| WORK REQUEST |
Identify all lines of the data containing the string "items" and copy them.

====== STORED DATA ======

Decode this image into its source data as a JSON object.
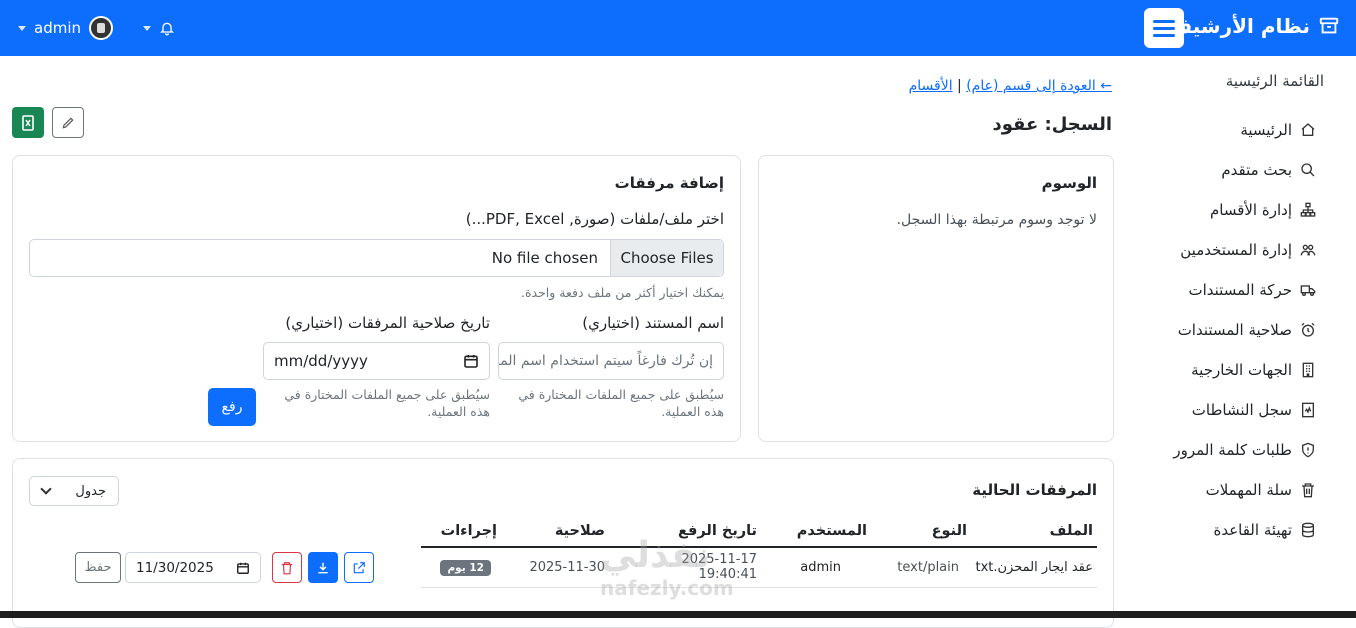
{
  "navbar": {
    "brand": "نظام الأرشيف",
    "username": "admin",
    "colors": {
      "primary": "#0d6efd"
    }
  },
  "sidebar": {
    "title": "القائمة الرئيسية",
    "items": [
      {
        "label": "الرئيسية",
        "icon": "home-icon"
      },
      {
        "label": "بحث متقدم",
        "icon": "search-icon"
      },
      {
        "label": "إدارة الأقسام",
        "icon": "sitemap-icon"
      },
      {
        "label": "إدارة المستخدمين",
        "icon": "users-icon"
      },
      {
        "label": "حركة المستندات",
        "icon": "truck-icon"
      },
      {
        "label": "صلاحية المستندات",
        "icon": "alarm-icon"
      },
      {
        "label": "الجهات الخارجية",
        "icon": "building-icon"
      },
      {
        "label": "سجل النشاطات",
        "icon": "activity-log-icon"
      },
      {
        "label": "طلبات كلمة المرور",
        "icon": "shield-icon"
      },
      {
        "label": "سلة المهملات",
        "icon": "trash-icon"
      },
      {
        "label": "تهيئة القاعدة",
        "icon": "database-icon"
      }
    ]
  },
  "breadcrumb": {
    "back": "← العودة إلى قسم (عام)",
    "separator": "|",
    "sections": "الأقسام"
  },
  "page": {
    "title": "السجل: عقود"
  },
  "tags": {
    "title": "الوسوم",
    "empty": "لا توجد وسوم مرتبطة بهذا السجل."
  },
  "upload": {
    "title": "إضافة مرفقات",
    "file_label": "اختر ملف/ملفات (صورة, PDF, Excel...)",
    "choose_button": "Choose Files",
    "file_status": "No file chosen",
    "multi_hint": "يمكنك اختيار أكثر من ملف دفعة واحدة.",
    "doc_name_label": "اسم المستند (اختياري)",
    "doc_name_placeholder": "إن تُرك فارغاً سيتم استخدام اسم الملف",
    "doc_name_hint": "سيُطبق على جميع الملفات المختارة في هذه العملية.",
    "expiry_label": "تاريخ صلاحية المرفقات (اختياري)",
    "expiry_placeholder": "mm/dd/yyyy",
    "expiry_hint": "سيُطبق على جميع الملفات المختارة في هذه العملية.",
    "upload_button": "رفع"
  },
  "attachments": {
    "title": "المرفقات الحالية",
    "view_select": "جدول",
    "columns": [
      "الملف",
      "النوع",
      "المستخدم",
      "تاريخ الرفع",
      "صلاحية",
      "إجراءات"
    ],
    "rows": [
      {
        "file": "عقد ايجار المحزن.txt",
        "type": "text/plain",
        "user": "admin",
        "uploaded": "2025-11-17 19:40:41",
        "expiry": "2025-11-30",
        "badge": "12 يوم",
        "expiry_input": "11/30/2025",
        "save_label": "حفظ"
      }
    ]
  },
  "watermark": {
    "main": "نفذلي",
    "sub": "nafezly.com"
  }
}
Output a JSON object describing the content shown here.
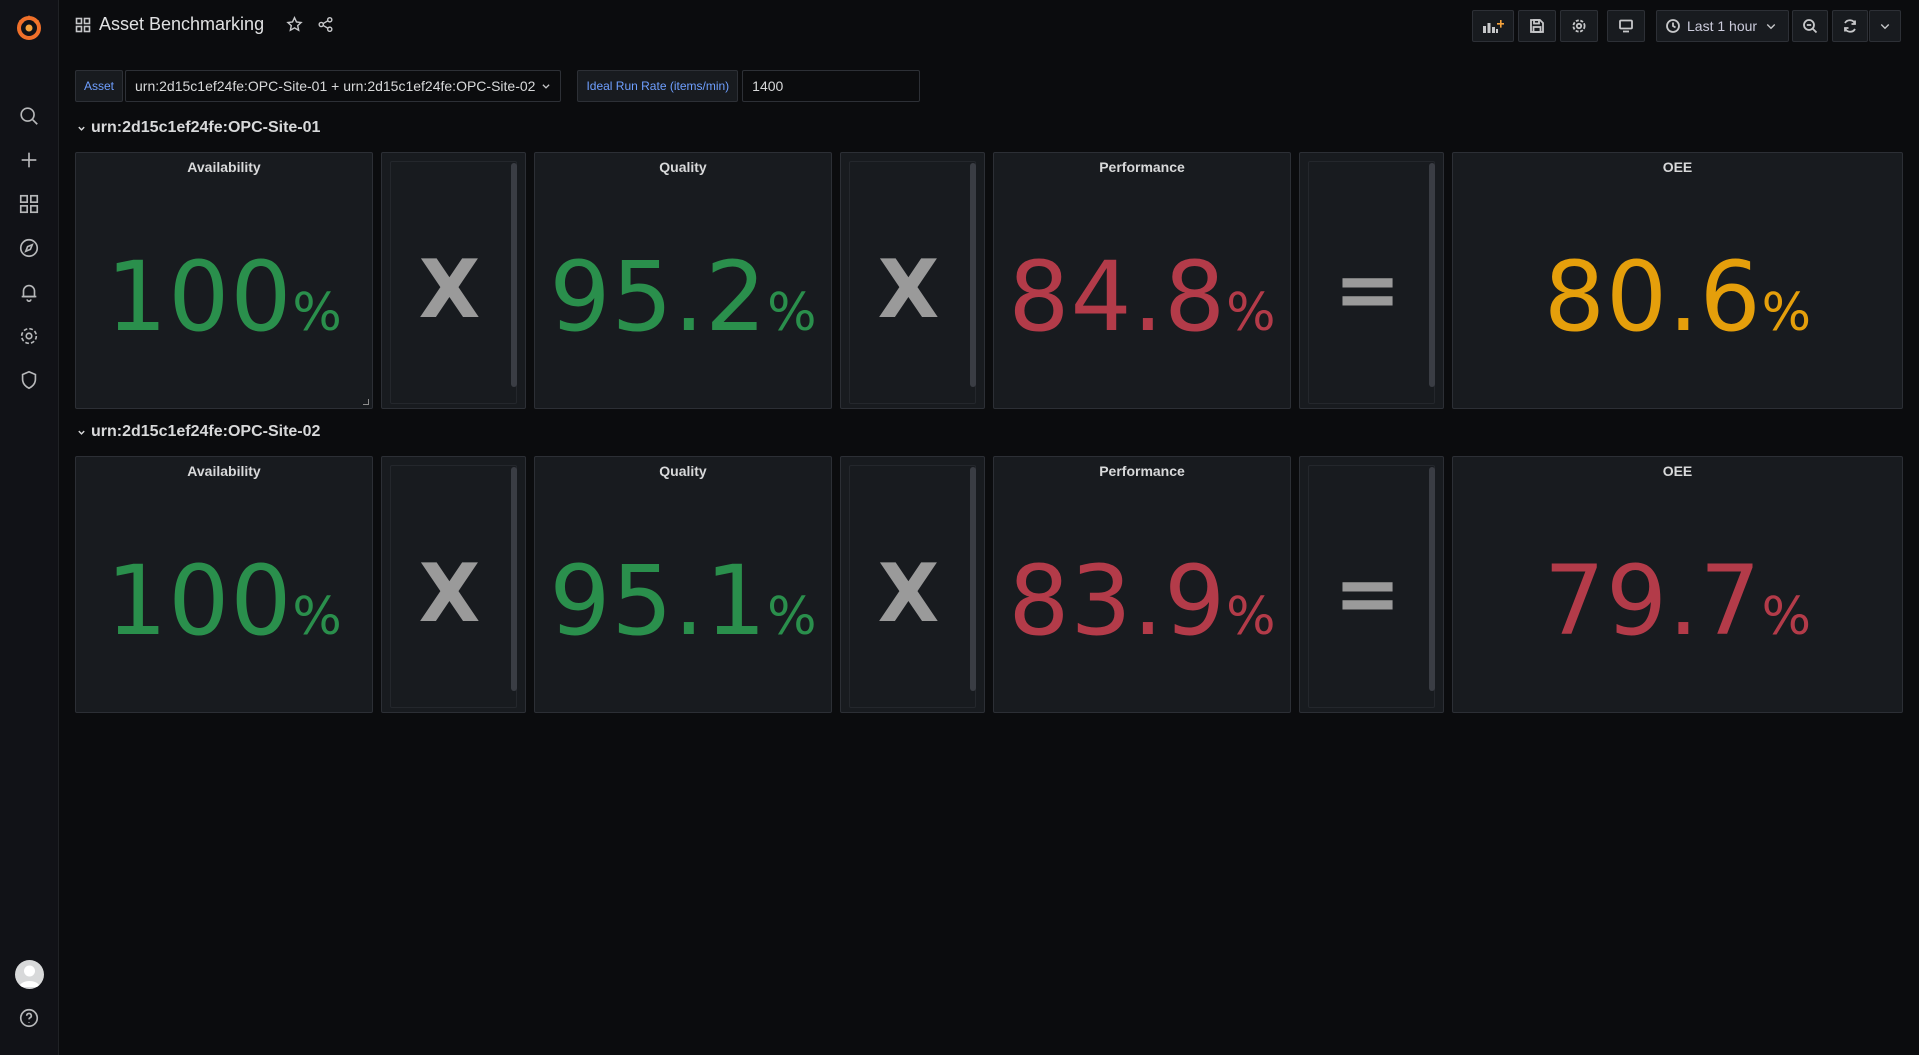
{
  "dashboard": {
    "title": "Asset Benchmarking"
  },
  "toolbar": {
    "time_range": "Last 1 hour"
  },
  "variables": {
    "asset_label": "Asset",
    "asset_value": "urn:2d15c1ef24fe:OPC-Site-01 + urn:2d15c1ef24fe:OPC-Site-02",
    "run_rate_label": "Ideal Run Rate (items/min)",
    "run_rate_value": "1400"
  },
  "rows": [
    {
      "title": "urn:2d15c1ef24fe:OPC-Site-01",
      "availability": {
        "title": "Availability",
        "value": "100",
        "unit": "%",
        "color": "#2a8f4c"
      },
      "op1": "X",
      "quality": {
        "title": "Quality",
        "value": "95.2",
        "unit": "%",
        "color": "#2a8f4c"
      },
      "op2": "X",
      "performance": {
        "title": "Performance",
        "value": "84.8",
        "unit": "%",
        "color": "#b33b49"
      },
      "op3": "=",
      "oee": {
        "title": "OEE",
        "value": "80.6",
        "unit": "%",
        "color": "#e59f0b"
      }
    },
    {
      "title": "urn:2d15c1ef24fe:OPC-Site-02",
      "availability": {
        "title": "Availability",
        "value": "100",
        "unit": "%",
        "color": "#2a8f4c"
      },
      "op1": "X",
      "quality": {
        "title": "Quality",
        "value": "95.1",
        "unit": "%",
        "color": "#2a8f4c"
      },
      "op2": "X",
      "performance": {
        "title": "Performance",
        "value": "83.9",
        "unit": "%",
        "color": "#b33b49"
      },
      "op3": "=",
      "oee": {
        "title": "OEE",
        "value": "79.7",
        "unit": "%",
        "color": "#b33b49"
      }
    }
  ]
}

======
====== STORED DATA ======

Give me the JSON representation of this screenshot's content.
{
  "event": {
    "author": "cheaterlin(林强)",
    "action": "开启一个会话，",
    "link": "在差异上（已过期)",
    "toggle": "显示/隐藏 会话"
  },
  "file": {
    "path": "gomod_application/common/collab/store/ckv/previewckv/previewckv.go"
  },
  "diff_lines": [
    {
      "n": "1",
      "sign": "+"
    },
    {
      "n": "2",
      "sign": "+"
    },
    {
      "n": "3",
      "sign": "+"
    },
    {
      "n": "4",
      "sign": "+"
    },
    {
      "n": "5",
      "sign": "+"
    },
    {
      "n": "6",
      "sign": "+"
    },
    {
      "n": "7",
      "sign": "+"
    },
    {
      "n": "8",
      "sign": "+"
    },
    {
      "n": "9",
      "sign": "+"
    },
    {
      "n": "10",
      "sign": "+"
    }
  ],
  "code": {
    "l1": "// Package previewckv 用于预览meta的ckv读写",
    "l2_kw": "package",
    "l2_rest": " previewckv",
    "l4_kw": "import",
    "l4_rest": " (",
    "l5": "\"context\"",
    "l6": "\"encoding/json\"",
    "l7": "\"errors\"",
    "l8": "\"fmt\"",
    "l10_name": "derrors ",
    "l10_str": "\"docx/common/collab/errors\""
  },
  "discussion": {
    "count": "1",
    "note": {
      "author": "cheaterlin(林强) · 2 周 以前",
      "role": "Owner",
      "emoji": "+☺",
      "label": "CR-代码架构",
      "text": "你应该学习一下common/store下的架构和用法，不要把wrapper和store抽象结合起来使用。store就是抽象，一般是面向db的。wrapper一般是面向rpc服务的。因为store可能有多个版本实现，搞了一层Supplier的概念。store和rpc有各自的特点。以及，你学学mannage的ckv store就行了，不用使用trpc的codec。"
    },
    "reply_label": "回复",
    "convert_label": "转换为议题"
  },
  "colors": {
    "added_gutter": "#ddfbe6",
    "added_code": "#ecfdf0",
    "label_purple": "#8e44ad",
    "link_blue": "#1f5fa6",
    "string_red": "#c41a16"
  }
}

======
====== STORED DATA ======

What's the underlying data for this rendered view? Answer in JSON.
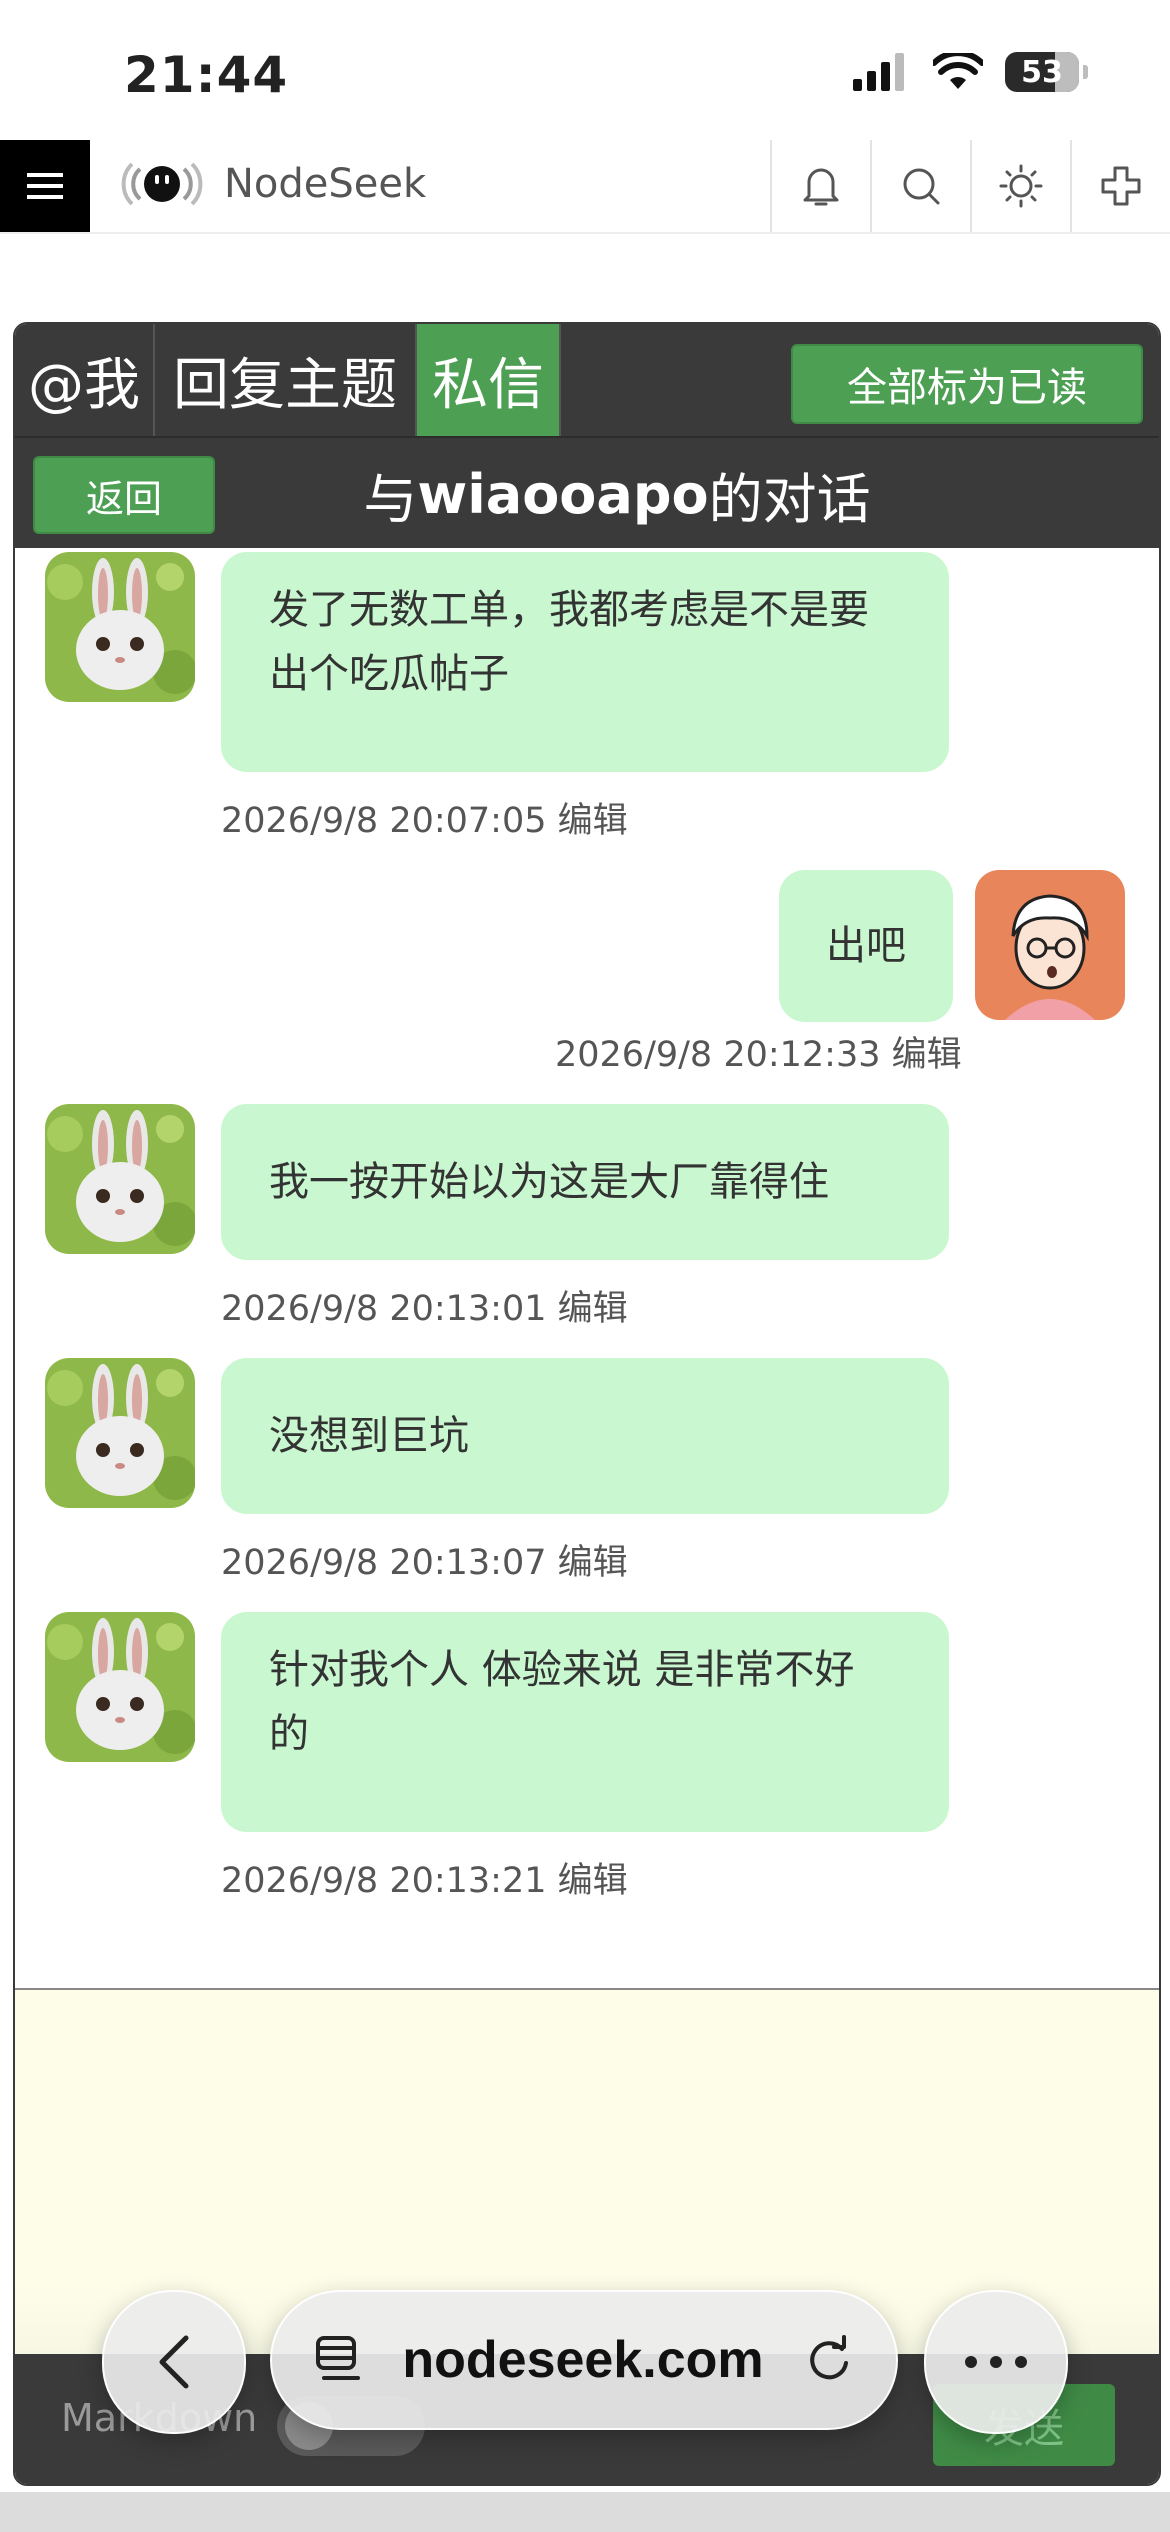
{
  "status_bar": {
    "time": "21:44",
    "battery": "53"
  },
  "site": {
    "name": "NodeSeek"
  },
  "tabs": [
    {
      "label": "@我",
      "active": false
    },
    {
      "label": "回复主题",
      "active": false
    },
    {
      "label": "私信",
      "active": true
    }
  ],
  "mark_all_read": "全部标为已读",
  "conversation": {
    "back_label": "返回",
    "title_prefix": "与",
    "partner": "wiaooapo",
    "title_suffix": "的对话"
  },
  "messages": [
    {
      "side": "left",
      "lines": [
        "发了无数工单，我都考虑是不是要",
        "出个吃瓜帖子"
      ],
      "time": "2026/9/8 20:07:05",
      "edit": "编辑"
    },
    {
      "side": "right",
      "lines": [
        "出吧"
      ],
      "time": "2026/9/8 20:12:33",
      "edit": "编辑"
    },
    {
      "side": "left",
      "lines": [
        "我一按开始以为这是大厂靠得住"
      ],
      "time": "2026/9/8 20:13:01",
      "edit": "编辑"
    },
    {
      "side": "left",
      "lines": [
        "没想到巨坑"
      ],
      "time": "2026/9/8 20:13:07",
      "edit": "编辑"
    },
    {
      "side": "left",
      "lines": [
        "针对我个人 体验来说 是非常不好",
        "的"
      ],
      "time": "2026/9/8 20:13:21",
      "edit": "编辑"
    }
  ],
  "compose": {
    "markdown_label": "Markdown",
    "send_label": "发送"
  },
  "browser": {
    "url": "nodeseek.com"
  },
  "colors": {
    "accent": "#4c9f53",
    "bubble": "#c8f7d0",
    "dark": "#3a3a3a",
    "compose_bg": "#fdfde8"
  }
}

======

| EXERCISE ANSWER |
    "items": [
    "run_rate_label": "Ideal Run Rate (items/min)",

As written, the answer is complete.